How to Become a Babyproofing Whiz


How to Become a Babyproofing Whiz

When you bring your new baby home from the hospital, babyproofing is the last thing on your mind. Your days are filled with cuddling, feeding, and changing a baby who can’t do much other than coo, cry, and wave their arms about.

It’s when they start learning to roll over, scoot, and crawl that you realize with a shock: nothing is safe any more! From furniture to cords to faucets to Great-Grandma’s heirlooms, there’s nothing that your baby won’t try to grab, yank, and bite. You can keep both your baby and your stuff safe by getting a jump on sensible babyproofing.

Babyproofing comes in stages. You’re not likely to do it all at once. The challenges when your baby is rolling and scooting are much, much different from the challenges once your baby starts walking! So here are a few of our tips for babyproofing according to your baby’s age and approximate developmental abilities.

Babyproofing for Newborns

When your baby is brand-new, babyproofing is more about keeping them safe than your stuff. After all, they can’t do too much damage fresh out of the womb. The main thing you’re going to be looking at is their sleeping surfaces. According to the American Academy of Pediatrics, a safe sleeping surface for a newborn should include the following characteristics:

  • Firm, flat mattress

  • No pillows, blankets, toys, or other items in the crib

  • Crib should be flush against the wall

  • Crib slats should be spaced narrowly to avoid baby getting stuck in them

  • No positioners, wedges, nursing pillows, etc.

Babyproofing for Crawling Babies

When your baby starts to explore their habitat by rolling, scooting, and crawling, you will want to adjust a few things for a safer environment. You can get down on the floor yourself and crawl about to see what they see at that level. Some of the things you’ll notice may include:

  • Electrical cords and chargers. Move these to tables or use a cord-keeper device.

  • Window blind strings. Use a cord-keeper or switch to cordless blinds.

  • Cleaning products and other hazardous materials. Move these to a high shelf or cabinet.

  • Safety locks on cabinet doors

  • Electrical outlets. There are many types of outlet covers on the market.

  • Gate off bathrooms, staircases, and pet areas

Babyproofing for Toddlers

Moving things out of the way may suffice for a scooting baby, but once your little one is really on the move with two legs instead of four, things get real, fast. Once again, you can get down on their level and see what needs to be adjusted for their safety.

  • Pool: Any body of water should be fenced off with a locking gate.

  • Firearms and other dangerous items should be in a locked gun safe

  • Medications should be in child-resistant containers inside a high shelf or locked cabinet

  • Door handle covers on outside doors, bathroom doors, etc.

  • Toilet seat locks

  • Oven lock

  • Furniture anchors. Toddlers always try to climb furniture, and a dresser or bookcase could tip over onto them.

  • Non-slip bath mats

  • Stove knob covers

Babyproofing for Outdoors
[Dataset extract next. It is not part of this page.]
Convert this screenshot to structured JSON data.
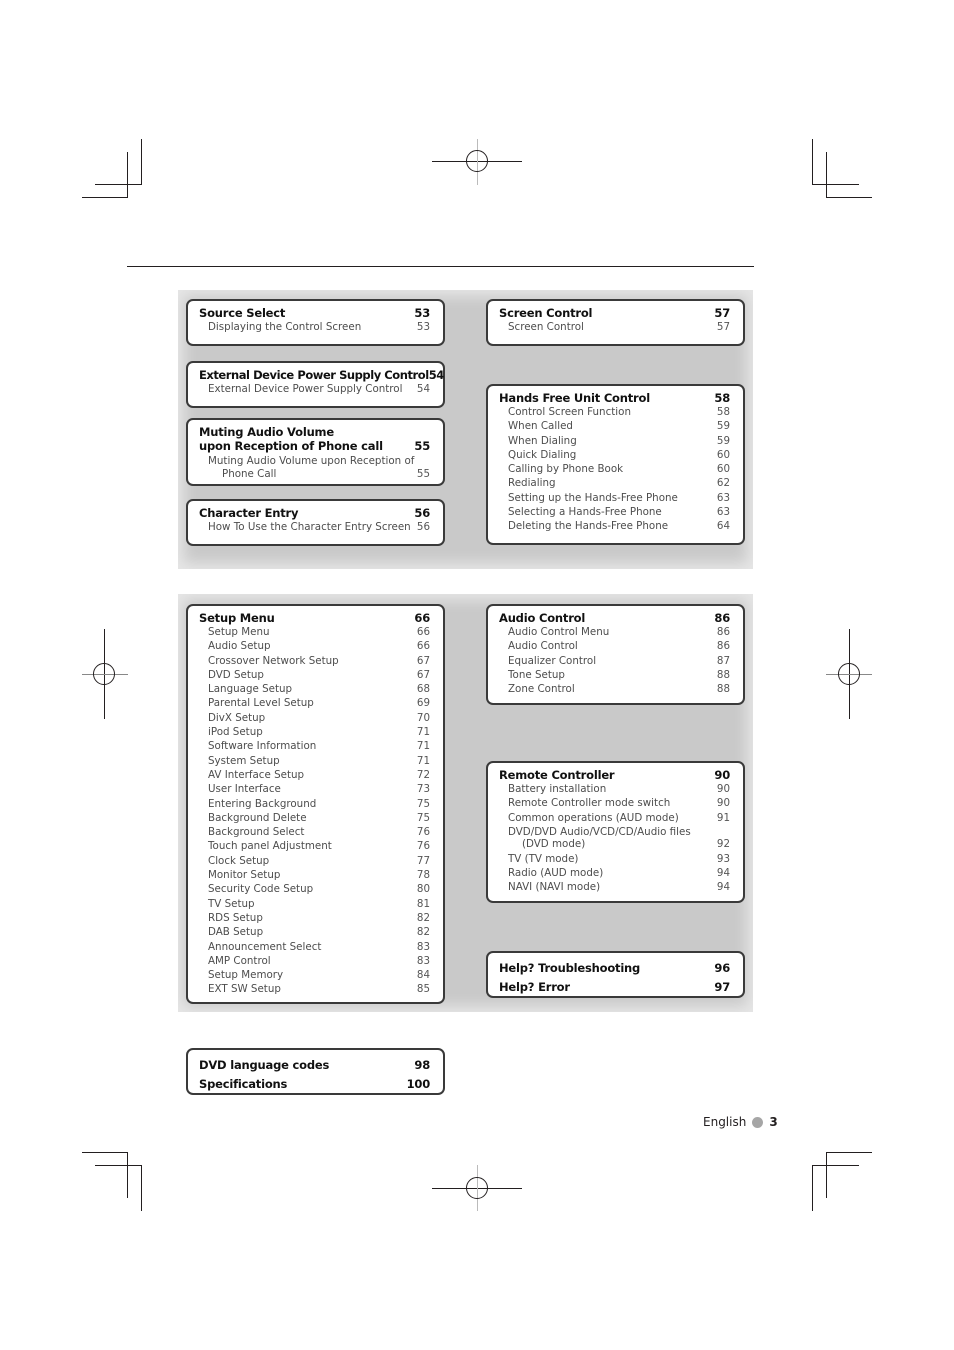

Now that you’ve gone over the interior of your home, it’s time to head outdoors. It’s really not a bad idea to get down on your baby’s level in the yard as well, to identify any hazards that you might not have otherwise seen. Some of the areas needing attention might include:

  • Animal feces
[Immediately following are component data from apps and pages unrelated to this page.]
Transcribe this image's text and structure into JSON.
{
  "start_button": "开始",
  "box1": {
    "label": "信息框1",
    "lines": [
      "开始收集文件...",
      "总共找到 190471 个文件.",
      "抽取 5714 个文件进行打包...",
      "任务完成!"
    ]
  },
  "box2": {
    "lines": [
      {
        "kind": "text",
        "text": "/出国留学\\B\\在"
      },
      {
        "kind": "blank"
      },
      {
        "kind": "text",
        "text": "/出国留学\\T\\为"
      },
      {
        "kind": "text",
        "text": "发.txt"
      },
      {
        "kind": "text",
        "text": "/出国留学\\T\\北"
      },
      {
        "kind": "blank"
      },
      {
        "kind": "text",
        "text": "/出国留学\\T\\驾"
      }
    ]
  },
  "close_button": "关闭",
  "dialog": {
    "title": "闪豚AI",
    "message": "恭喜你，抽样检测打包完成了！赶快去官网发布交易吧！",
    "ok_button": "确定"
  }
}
  • Broken glass or metal in the ground

  • Weed killer, fuels, antifreeze, paint, and other jars or containers of hazardous materials
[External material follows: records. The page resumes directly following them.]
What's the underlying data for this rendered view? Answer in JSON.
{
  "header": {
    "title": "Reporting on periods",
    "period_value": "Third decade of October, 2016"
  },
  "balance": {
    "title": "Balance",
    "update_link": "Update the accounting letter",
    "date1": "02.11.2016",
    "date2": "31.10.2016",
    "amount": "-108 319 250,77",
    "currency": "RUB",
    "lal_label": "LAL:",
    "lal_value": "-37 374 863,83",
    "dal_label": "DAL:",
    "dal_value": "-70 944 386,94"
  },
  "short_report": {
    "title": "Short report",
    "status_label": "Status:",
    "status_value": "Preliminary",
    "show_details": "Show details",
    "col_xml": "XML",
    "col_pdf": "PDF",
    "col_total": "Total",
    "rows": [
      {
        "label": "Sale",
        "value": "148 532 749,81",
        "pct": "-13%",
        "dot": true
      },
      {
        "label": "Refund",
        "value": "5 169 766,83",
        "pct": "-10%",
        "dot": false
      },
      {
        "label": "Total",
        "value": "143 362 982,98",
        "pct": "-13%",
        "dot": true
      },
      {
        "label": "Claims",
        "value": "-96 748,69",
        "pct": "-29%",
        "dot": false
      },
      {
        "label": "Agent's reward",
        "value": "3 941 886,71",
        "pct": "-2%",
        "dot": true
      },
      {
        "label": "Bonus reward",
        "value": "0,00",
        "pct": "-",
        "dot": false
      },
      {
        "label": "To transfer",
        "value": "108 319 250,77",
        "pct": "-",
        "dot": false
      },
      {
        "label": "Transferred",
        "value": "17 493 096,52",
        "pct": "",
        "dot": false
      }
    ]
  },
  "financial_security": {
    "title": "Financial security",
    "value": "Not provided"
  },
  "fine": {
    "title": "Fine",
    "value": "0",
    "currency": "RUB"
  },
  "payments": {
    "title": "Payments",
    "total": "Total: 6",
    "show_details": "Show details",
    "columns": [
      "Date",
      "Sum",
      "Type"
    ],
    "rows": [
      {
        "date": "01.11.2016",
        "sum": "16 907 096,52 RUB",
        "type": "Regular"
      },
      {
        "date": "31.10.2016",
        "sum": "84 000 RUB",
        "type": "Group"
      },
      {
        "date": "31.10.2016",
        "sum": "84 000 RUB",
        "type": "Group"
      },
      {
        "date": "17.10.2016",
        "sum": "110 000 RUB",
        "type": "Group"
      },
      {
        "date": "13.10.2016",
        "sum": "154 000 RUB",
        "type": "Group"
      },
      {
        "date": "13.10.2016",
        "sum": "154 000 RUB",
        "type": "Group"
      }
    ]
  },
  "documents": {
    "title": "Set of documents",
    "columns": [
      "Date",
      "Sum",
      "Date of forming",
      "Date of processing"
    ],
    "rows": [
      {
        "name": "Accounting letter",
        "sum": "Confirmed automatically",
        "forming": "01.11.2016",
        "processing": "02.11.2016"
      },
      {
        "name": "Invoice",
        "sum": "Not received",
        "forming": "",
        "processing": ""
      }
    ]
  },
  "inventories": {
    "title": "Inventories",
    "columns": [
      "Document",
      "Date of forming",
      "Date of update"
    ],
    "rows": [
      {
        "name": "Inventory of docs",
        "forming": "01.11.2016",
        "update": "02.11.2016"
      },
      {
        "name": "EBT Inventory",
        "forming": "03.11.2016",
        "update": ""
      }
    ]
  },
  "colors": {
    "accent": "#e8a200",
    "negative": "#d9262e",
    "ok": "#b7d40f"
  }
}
  • Buckets, tubs, and other potential drowning hazards

  • Gardening tools, shears, lawnmowers

  • Poisonous plants

These are just some suggestions to get you started. After all, your home and your baby are unique! Your house may have different challenges when it comes to keeping it safe for a baby, so be sure to go through each room at your baby’s level and always provide close supervision to gauge their abilities to climb and get into things. For further thoughts on babyproofing your home, check out the Parents’ magazine article on babyproofing.